The Forensic Science Concentration provides a rigorous education in chemistry with an emphasis on Analytical Chemistry. Analytical chemistry determines the identity and concentration of materials. This emphasis provides knowledge, skills, and perspectives that are well-suited to either a forensic laboratory or any of the many quality assurance labs found in a wide variety of workplace environments. A recent survey by the American Chemical Society found that Analytical Chemists are the largest component of the chemistry workforce, recognizing that nearly every industry has a need to know and validate the composition of the materials they work with.
Chemistry is the study of matter, and an understanding of matter and materials is necessary in healthcare, manufacturing, and scientific research. It is a fundamental area of knowledge that provides a foundation for most other STEM (Science, Technology, Engineering, and Mathematics) areas. Chemistry graduates also have skills in data gathering, data interpretation, and problem solving that translate well into desirable careers outside of science.
STEM graduates have a wide variety of career options, both in STEM areas and in non-STEM areas.

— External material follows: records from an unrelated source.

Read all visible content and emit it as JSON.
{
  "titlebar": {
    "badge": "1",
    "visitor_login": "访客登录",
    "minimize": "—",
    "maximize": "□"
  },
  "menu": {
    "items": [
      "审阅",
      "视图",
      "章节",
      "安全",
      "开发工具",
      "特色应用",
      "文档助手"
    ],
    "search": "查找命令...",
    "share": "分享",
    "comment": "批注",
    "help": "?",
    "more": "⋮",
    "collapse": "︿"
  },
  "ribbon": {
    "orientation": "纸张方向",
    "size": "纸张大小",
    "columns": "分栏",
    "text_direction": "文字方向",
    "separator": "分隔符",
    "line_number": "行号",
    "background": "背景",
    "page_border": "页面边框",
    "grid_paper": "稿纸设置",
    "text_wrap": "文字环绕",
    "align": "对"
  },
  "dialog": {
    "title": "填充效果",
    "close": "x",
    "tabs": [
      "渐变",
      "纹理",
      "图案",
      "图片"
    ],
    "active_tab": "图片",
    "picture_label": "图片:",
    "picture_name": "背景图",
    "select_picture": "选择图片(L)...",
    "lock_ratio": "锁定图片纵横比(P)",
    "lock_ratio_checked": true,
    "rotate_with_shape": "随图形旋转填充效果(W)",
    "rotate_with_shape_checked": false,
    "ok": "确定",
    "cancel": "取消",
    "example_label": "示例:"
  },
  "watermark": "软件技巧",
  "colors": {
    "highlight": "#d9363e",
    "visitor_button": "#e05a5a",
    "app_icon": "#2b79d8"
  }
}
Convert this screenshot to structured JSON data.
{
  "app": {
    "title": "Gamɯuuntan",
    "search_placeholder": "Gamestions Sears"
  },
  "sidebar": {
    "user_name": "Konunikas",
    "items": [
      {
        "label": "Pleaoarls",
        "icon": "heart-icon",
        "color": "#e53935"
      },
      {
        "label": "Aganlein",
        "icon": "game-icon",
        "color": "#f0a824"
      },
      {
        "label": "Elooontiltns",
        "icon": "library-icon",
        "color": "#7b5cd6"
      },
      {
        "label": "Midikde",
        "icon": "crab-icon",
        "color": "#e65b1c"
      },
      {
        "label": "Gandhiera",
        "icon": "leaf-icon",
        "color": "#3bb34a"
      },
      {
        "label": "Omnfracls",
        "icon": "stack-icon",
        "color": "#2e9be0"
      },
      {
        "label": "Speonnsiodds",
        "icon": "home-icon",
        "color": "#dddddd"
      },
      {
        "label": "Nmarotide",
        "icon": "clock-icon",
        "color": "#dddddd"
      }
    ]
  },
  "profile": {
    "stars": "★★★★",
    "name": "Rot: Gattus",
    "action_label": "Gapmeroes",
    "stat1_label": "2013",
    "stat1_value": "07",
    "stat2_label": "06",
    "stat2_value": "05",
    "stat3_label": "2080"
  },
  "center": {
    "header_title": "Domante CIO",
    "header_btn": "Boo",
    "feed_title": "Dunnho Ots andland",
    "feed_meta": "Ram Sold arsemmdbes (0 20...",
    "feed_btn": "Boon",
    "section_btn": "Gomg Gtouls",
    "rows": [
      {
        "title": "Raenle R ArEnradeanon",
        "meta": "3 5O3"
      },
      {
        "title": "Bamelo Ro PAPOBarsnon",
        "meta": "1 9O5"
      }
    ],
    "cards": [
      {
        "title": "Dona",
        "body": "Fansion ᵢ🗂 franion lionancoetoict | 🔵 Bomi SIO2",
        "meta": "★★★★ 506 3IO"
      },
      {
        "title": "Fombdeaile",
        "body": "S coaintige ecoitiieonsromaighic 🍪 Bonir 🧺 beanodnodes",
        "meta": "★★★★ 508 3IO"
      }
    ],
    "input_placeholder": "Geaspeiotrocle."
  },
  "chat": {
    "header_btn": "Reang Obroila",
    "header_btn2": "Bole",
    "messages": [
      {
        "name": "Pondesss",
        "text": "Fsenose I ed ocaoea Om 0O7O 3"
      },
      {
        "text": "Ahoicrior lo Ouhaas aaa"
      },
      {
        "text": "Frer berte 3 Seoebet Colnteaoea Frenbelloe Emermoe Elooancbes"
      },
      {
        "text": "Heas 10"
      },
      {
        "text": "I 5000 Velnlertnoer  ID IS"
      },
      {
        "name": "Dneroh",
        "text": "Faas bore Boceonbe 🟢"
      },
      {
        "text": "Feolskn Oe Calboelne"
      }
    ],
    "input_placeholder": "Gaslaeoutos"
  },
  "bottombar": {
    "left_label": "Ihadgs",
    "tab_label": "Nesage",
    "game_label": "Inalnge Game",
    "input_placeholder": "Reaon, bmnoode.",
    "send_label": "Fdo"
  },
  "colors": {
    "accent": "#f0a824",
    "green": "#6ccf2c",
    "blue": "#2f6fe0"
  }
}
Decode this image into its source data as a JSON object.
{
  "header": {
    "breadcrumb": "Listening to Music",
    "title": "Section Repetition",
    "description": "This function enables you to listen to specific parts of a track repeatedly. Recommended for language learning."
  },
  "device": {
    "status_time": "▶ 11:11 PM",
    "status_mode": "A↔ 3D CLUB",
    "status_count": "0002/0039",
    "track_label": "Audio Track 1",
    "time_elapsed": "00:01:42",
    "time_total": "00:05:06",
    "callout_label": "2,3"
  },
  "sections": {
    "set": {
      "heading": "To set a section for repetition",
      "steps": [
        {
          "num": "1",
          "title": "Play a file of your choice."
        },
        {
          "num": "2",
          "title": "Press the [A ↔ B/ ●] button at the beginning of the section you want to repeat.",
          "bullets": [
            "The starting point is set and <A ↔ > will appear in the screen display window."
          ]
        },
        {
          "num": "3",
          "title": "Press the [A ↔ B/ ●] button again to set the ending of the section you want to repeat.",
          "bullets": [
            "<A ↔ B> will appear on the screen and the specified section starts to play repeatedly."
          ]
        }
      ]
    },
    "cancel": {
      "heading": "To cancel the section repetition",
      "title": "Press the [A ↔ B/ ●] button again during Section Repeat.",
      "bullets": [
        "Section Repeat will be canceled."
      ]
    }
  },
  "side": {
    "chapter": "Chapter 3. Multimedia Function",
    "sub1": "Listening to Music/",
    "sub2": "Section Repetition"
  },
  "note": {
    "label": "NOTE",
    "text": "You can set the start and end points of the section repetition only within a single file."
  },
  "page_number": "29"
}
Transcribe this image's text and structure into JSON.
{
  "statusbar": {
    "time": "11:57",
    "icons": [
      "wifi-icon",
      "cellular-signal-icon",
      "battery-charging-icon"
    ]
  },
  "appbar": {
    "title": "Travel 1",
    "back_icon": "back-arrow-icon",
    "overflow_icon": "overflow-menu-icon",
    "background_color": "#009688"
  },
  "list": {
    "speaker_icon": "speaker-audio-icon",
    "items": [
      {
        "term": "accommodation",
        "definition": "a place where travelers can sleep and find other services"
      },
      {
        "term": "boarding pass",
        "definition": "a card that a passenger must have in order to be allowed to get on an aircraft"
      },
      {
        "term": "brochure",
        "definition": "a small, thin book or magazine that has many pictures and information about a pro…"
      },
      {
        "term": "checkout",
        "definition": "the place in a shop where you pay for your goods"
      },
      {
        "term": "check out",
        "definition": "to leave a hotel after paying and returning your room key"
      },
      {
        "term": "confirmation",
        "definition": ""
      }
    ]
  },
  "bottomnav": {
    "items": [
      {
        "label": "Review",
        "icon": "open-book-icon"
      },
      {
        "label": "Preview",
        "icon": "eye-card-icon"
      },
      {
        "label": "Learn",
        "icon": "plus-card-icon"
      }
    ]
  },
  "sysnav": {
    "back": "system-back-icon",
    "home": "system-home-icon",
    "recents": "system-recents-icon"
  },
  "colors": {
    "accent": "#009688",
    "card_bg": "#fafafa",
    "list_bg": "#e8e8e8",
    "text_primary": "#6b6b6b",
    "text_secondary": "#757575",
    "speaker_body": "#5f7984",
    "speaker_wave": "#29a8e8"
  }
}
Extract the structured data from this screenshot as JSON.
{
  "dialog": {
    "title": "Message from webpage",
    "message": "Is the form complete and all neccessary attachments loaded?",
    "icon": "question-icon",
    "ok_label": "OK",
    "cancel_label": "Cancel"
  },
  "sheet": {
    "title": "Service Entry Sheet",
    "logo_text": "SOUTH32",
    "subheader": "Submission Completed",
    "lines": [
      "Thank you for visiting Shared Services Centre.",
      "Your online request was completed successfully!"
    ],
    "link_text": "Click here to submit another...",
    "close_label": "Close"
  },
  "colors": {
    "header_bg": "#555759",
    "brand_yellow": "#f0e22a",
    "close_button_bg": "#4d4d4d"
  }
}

The 2012 STEM Report by the Georgetown University Center on Education and Workforce provides interesting data on the value of a STEM degree. STEM graduates will have lifetime earning substantially greater than non-STEM graduates ($2.2 million vs. $1.7 million). Nationally, 43% of STEM graduates work outside of a STEM area, often choosing a highly-paid non-STEM occupation, demonstrating the versatility of a STEM degree. Meanwhile, STEM occupations such as chemistry are growing more quickly than the economy as a whole (17% vs. 10%).
The American Chemical Society 2013 Salary Survey shows that chemists have low unemployment (3.5%) compared to the overall unemployment rate (7.4% according to Bureau of Labor Statistics). The median salary for a BS Chemist is $73,300. Using your chemistry degree for a graduate or professional degree results in higher salaries (e.g. median for PhD chemist is $102,000). A BS Chemistry graduate earns a 23% higher salary than the average BS degree graduate (www.salaryexplorer.com).